Poem

Maxine Beneba Clarke
Fridays

for greta thunberg

 

              on fridays,

our children are bursting train carriages

backpacked full of hope

 

wielding placards bedroom-made

from flattened cornflake boxes

    and upcycled tomato-stakes

 

              on fridays,

our children raise melodic voices

meant for playing tag, or jump-rope

 

and take to the streets,

   in every city,

           million-strong,

 

and begging us

           for hope

 

 

in the empty classrooms

silence echoes

    round initial-etched desks

 

and lockers, left open, spill

crumpled science notes

 

              on fridays,

our kids are forced

to become adults

 

on the ball court,

    a lone grey hoodie hangs, abandoned,

from the hoop

 

every week, our children sacrifice

one-fifth of their dreams

              and on fridays,

they become exactly

who we need

 

                   marching

with their arms around

    each other’s tiny shoulders

and their iphones held up viral-high

 

they are brave enough

    to defy instruction

sure enough to face the future

     and smart enough

to know their minds

 

if they save the world

 

    or not

 

 

              on fridays,

 

    our children tried

Maxine Beneba Clarke
is The Saturday Paper’s poet laureate, and the author of The Hate Race and Foreign Soil.

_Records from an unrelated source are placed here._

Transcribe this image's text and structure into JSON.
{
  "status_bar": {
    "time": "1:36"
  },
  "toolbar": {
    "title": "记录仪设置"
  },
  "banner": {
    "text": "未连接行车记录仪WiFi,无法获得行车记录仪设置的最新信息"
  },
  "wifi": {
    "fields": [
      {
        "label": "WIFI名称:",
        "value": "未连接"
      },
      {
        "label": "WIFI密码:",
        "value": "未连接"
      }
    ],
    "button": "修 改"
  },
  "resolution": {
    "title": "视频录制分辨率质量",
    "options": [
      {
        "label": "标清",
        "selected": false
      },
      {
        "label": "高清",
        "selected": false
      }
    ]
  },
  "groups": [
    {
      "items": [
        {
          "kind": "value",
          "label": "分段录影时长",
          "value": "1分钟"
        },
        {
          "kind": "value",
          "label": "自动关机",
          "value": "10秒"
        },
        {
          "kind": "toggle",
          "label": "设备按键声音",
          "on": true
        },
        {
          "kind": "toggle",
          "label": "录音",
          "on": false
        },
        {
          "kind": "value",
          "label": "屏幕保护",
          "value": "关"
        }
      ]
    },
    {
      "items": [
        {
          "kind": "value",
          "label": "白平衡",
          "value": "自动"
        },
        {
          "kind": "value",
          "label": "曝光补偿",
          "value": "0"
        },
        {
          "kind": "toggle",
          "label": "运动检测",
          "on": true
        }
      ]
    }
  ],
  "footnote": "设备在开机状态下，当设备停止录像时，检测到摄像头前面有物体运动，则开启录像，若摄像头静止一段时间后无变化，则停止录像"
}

She is a winner of the Victorian Premier’s Literary Award for Poetry.